Please set down every entry from the listing below, word for word.

(Records supplied Opens)

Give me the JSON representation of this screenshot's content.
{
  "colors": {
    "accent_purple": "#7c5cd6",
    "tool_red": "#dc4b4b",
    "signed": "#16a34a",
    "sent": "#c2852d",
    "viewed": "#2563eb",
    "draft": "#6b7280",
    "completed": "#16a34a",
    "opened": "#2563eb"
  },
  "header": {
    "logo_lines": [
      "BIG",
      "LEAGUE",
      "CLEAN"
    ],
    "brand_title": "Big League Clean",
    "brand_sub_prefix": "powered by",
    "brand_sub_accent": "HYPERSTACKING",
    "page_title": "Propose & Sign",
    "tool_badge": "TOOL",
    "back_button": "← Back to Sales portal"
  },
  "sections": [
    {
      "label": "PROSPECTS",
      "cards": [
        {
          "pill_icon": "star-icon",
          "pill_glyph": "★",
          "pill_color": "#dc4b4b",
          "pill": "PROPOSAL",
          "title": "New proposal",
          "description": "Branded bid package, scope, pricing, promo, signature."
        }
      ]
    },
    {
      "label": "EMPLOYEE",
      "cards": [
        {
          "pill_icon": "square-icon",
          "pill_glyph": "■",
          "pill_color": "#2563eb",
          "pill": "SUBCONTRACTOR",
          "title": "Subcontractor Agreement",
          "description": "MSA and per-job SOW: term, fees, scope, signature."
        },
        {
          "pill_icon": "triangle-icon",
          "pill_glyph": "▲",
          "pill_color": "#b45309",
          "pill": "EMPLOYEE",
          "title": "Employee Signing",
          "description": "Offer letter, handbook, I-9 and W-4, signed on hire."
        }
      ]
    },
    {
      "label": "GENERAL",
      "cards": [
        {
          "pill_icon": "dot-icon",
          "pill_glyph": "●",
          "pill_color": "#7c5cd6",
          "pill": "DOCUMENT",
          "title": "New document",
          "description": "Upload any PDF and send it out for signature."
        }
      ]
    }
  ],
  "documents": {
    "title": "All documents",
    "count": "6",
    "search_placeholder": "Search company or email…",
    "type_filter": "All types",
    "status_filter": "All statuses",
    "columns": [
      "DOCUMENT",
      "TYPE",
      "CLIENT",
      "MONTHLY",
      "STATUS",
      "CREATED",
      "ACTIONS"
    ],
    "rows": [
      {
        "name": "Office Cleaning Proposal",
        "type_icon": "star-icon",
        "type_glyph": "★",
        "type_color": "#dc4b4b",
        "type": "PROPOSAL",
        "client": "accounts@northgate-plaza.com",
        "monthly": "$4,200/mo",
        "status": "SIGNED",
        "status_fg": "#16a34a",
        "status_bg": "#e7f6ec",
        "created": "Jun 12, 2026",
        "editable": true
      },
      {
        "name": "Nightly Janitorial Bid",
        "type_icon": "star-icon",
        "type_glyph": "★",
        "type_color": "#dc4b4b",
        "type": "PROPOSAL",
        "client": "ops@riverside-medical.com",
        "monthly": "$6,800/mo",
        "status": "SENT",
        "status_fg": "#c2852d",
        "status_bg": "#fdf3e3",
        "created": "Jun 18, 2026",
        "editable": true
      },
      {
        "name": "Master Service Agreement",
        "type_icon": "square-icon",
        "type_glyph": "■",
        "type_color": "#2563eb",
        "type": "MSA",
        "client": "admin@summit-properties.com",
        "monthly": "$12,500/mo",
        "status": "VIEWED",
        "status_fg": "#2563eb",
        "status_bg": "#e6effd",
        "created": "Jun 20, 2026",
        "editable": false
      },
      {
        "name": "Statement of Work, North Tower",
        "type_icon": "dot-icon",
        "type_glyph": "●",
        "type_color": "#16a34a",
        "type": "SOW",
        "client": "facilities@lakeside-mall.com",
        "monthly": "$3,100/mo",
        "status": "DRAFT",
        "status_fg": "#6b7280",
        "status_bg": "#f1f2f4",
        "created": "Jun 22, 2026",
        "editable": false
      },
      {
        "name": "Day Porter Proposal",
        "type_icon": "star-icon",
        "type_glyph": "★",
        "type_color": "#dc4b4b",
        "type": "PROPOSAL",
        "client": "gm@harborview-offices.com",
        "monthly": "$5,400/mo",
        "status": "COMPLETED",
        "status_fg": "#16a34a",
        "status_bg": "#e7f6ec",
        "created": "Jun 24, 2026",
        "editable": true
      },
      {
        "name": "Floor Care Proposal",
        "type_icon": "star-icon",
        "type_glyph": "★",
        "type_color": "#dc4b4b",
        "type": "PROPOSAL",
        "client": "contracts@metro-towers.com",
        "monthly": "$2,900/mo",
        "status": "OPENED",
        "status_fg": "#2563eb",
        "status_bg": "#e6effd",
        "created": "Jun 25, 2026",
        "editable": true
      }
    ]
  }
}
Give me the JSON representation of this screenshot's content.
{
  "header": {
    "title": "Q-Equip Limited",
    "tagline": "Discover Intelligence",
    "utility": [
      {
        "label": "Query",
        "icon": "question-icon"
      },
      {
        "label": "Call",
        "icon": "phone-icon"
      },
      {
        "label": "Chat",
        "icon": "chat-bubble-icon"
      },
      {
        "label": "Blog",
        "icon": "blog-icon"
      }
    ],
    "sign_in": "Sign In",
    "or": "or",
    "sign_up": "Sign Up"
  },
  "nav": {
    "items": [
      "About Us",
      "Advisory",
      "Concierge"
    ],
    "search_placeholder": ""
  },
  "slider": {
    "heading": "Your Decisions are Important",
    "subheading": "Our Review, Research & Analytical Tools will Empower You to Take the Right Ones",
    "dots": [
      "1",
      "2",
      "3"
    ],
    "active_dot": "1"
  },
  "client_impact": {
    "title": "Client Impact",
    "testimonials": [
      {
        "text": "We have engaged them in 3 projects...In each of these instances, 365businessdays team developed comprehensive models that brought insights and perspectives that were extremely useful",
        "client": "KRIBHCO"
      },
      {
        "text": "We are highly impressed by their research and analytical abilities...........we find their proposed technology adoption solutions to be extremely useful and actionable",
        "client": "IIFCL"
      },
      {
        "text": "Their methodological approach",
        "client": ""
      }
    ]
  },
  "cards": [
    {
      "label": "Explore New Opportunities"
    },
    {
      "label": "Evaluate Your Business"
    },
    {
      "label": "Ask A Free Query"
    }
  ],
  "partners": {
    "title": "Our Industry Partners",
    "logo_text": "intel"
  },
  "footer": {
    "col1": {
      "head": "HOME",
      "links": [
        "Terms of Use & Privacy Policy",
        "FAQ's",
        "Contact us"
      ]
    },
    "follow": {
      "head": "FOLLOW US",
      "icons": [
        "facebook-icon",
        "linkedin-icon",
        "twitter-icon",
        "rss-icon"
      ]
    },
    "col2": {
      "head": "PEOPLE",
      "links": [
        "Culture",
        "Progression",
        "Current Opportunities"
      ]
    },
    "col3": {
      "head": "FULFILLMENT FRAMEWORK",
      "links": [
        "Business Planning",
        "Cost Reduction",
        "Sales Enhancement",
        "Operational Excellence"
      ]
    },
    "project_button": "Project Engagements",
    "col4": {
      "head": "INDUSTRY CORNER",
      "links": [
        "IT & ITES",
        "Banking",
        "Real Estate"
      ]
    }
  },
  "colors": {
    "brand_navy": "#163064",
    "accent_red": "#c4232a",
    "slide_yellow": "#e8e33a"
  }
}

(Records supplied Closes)

## Result
Give me the JSON representation of this screenshot's content.
{
  "colors": {
    "accent_purple": "#7c5cd6",
    "tool_red": "#dc4b4b",
    "signed": "#16a34a",
    "sent": "#c2852d",
    "viewed": "#2563eb",
    "draft": "#6b7280",
    "completed": "#16a34a",
    "opened": "#2563eb"
  },
  "header": {
    "logo_lines": [
      "BIG",
      "LEAGUE",
      "CLEAN"
    ],
    "brand_title": "Big League Clean",
    "brand_sub_prefix": "powered by",
    "brand_sub_accent": "HYPERSTACKING",
    "page_title": "Propose & Sign",
    "tool_badge": "TOOL",
    "back_button": "← Back to Sales portal"
  },
  "sections": [
    {
      "label": "PROSPECTS",
      "cards": [
        {
          "pill_icon": "star-icon",
          "pill_glyph": "★",
          "pill_color": "#dc4b4b",
          "pill": "PROPOSAL",
          "title": "New proposal",
          "description": "Branded bid package, scope, pricing, promo, signature."
        }
      ]
    },
    {
      "label": "EMPLOYEE",
      "cards": [
        {
          "pill_icon": "square-icon",
          "pill_glyph": "■",
          "pill_color": "#2563eb",
          "pill": "SUBCONTRACTOR",
          "title": "Subcontractor Agreement",
          "description": "MSA and per-job SOW: term, fees, scope, signature."
        },
        {
          "pill_icon": "triangle-icon",
          "pill_glyph": "▲",
          "pill_color": "#b45309",
          "pill": "EMPLOYEE",
          "title": "Employee Signing",
          "description": "Offer letter, handbook, I-9 and W-4, signed on hire."
        }
      ]
    },
    {
      "label": "GENERAL",
      "cards": [
        {
          "pill_icon": "dot-icon",
          "pill_glyph": "●",
          "pill_color": "#7c5cd6",
          "pill": "DOCUMENT",
          "title": "New document",
          "description": "Upload any PDF and send it out for signature."
        }
      ]
    }
  ],
  "documents": {
    "title": "All documents",
    "count": "6",
    "search_placeholder": "Search company or email…",
    "type_filter": "All types",
    "status_filter": "All statuses",
    "columns": [
      "DOCUMENT",
      "TYPE",
      "CLIENT",
      "MONTHLY",
      "STATUS",
      "CREATED",
      "ACTIONS"
    ],
    "rows": [
      {
        "name": "Office Cleaning Proposal",
        "type_icon": "star-icon",
        "type_glyph": "★",
        "type_color": "#dc4b4b",
        "type": "PROPOSAL",
        "client": "accounts@northgate-plaza.com",
        "monthly": "$4,200/mo",
        "status": "SIGNED",
        "status_fg": "#16a34a",
        "status_bg": "#e7f6ec",
        "created": "Jun 12, 2026",
        "editable": true
      },
      {
        "name": "Nightly Janitorial Bid",
        "type_icon": "star-icon",
        "type_glyph": "★",
        "type_color": "#dc4b4b",
        "type": "PROPOSAL",
        "client": "ops@riverside-medical.com",
        "monthly": "$6,800/mo",
        "status": "SENT",
        "status_fg": "#c2852d",
        "status_bg": "#fdf3e3",
        "created": "Jun 18, 2026",
        "editable": true
      },
      {
        "name": "Master Service Agreement",
        "type_icon": "square-icon",
        "type_glyph": "■",
        "type_color": "#2563eb",
        "type": "MSA",
        "client": "admin@summit-properties.com",
        "monthly": "$12,500/mo",
        "status": "VIEWED",
        "status_fg": "#2563eb",
        "status_bg": "#e6effd",
        "created": "Jun 20, 2026",
        "editable": false
      },
      {
        "name": "Statement of Work, North Tower",
        "type_icon": "dot-icon",
        "type_glyph": "●",
        "type_color": "#16a34a",
        "type": "SOW",
        "client": "facilities@lakeside-mall.com",
        "monthly": "$3,100/mo",
        "status": "DRAFT",
        "status_fg": "#6b7280",
        "status_bg": "#f1f2f4",
        "created": "Jun 22, 2026",
        "editable": false
      },
      {
        "name": "Day Porter Proposal",
        "type_icon": "star-icon",
        "type_glyph": "★",
        "type_color": "#dc4b4b",
        "type": "PROPOSAL",
        "client": "gm@harborview-offices.com",
        "monthly": "$5,400/mo",
        "status": "COMPLETED",
        "status_fg": "#16a34a",
        "status_bg": "#e7f6ec",
        "created": "Jun 24, 2026",
        "editable": true
      },
      {
        "name": "Floor Care Proposal",
        "type_icon": "star-icon",
        "type_glyph": "★",
        "type_color": "#dc4b4b",
        "type": "PROPOSAL",
        "client": "contracts@metro-towers.com",
        "monthly": "$2,900/mo",
        "status": "OPENED",
        "status_fg": "#2563eb",
        "status_bg": "#e6effd",
        "created": "Jun 25, 2026",
        "editable": true
      }
    ]
  }
}
Give me the JSON representation of this screenshot's content.
{
  "header": {
    "title": "Q-Equip Limited",
    "tagline": "Discover Intelligence",
    "utility": [
      {
        "label": "Query",
        "icon": "question-icon"
      },
      {
        "label": "Call",
        "icon": "phone-icon"
      },
      {
        "label": "Chat",
        "icon": "chat-bubble-icon"
      },
      {
        "label": "Blog",
        "icon": "blog-icon"
      }
    ],
    "sign_in": "Sign In",
    "or": "or",
    "sign_up": "Sign Up"
  },
  "nav": {
    "items": [
      "About Us",
      "Advisory",
      "Concierge"
    ],
    "search_placeholder": ""
  },
  "slider": {
    "heading": "Your Decisions are Important",
    "subheading": "Our Review, Research & Analytical Tools will Empower You to Take the Right Ones",
    "dots": [
      "1",
      "2",
      "3"
    ],
    "active_dot": "1"
  },
  "client_impact": {
    "title": "Client Impact",
    "testimonials": [
      {
        "text": "We have engaged them in 3 projects...In each of these instances, 365businessdays team developed comprehensive models that brought insights and perspectives that were extremely useful",
        "client": "KRIBHCO"
      },
      {
        "text": "We are highly impressed by their research and analytical abilities...........we find their proposed technology adoption solutions to be extremely useful and actionable",
        "client": "IIFCL"
      },
      {
        "text": "Their methodological approach",
        "client": ""
      }
    ]
  },
  "cards": [
    {
      "label": "Explore New Opportunities"
    },
    {
      "label": "Evaluate Your Business"
    },
    {
      "label": "Ask A Free Query"
    }
  ],
  "partners": {
    "title": "Our Industry Partners",
    "logo_text": "intel"
  },
  "footer": {
    "col1": {
      "head": "HOME",
      "links": [
        "Terms of Use & Privacy Policy",
        "FAQ's",
        "Contact us"
      ]
    },
    "follow": {
      "head": "FOLLOW US",
      "icons": [
        "facebook-icon",
        "linkedin-icon",
        "twitter-icon",
        "rss-icon"
      ]
    },
    "col2": {
      "head": "PEOPLE",
      "links": [
        "Culture",
        "Progression",
        "Current Opportunities"
      ]
    },
    "col3": {
      "head": "FULFILLMENT FRAMEWORK",
      "links": [
        "Business Planning",
        "Cost Reduction",
        "Sales Enhancement",
        "Operational Excellence"
      ]
    },
    "project_button": "Project Engagements",
    "col4": {
      "head": "INDUSTRY CORNER",
      "links": [
        "IT & ITES",
        "Banking",
        "Real Estate"
      ]
    }
  },
  "colors": {
    "brand_navy": "#163064",
    "accent_red": "#c4232a",
    "slide_yellow": "#e8e33a"
  }
}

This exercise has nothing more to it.